▶ Work order:
Pick each line that has "this" out of the records.
#####
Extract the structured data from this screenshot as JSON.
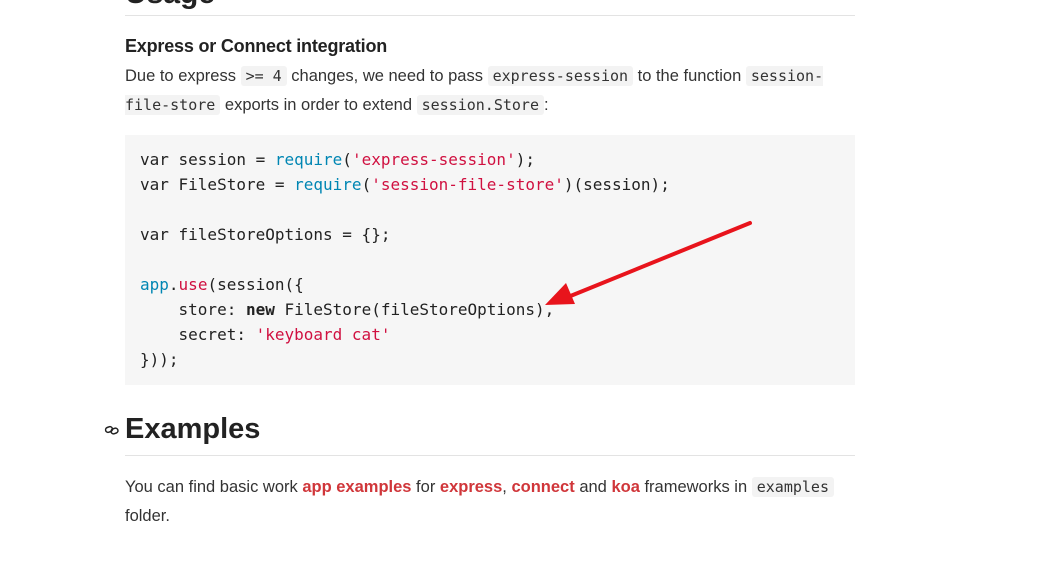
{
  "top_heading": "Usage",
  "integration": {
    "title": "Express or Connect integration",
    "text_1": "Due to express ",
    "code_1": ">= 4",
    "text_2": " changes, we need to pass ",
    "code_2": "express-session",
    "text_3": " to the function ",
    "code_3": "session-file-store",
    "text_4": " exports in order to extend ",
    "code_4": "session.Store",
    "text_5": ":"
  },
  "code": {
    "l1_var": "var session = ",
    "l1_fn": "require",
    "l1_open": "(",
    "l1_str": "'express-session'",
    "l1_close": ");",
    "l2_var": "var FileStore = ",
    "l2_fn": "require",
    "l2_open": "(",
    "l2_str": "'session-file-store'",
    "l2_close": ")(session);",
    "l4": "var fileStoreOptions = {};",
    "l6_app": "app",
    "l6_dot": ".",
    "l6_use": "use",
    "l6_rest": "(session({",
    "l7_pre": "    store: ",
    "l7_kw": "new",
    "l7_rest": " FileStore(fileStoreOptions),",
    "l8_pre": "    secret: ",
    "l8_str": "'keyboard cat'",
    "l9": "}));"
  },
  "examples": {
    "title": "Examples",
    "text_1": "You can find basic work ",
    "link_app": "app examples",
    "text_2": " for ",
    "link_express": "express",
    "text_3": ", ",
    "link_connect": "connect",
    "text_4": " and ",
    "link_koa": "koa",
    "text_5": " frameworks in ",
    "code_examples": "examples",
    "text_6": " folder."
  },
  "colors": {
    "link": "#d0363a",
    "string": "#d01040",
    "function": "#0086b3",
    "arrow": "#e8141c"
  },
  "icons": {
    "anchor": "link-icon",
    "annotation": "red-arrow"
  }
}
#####
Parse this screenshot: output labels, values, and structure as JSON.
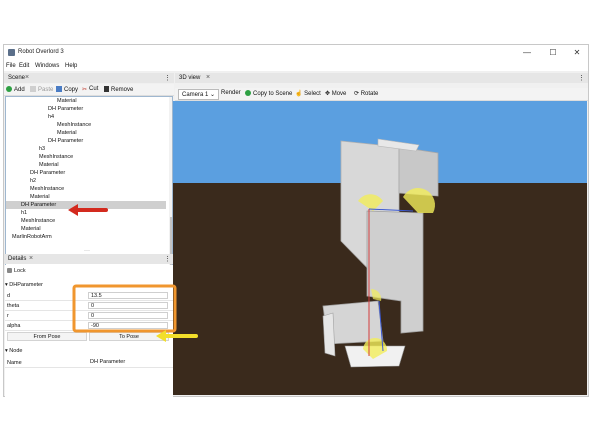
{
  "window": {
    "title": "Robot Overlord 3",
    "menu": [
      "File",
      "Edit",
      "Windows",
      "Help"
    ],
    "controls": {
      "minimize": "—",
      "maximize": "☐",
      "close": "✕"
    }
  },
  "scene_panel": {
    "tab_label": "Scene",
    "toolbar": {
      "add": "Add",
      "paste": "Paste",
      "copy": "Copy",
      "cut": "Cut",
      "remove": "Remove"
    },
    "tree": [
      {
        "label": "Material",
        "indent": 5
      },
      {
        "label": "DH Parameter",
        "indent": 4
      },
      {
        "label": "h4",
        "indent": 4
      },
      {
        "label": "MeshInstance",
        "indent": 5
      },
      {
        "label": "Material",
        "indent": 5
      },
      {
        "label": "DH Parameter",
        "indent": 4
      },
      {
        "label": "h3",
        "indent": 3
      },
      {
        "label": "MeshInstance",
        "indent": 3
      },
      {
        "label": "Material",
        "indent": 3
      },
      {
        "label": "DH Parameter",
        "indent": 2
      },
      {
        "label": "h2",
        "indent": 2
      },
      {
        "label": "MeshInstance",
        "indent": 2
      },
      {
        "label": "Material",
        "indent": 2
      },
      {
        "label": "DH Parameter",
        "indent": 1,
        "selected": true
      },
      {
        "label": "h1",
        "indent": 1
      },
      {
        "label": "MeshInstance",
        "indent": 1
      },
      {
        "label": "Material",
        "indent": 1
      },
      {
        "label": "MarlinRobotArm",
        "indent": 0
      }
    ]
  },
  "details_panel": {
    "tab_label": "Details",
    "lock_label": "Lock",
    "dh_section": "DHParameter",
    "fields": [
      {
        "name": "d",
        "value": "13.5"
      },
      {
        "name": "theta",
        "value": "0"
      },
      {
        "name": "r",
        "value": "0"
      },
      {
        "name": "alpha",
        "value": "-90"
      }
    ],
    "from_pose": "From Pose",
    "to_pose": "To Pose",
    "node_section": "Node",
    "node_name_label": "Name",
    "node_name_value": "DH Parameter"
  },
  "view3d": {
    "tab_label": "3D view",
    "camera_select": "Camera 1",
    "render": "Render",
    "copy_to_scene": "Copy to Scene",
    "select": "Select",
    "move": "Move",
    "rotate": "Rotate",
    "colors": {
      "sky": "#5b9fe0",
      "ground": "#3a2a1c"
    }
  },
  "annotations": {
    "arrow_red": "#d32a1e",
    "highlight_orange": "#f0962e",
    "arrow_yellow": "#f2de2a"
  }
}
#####
▶ Answer area:
Extract the structured data from this screenshot as JSON.
Parse this screenshot: output labels, values, and structure as JSON.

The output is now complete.